ISIS and the fighting in the middle east has already led to the destruction of many historical sites and locations, but a new video surfaced showing the militants directly destroying the statues and larger works of art in a captured museum. “cultural heritage belongs to all of us,” states Moss. The panel notes that the destruction of these artifacts is sorrowful because it removes visual and cultural history from the human record because these works cannot be truly recreated or replaced even with modern technology.

Moss brings up that it isn’t just plain vandalism though. These antiquities are invaluable as far as monetary and cultural values go, but their importance goes beyond those because they also represent cultures and societies that have had an influence on a major part of the shared human history.  ISIS is targeting monuments and achievements of an ancient society because it represents the people who made them.
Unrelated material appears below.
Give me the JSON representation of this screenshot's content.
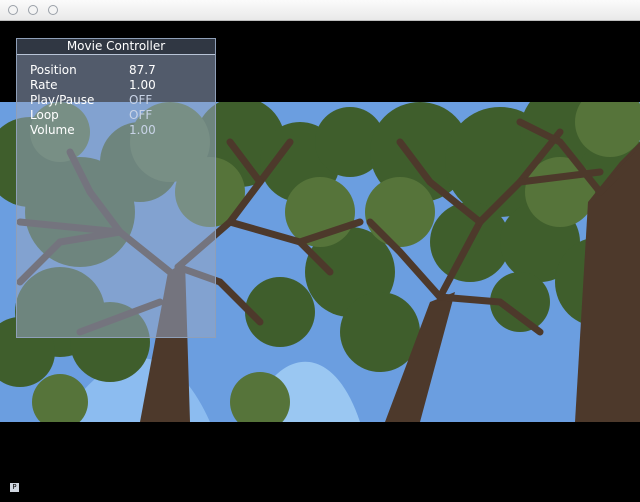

In a way they’re directly attacking a time and people from the past and whitewashing cultural values and proof of historical societies.

They also touch upon the role of governments and the rightful place of artifacts, noting that in some situations the destruction is a price for progress while at other times governments are able to preserve artifacts by removing them. Abt mentions that “when these objects are taken out of their context it simply not the same, you have to see the landscape and see how they resided.” Museums offer a learning experience and make artifacts accessible to a more general audience by removing the art from its original context and environment, but on the other hand they also can save artifacts from being destroyed by their natural environments and keep them in tact for future study. Surely finding a way to both protect and preserve but also exhibit the history of these artifacts will always be a struggle for art historians as well as museums.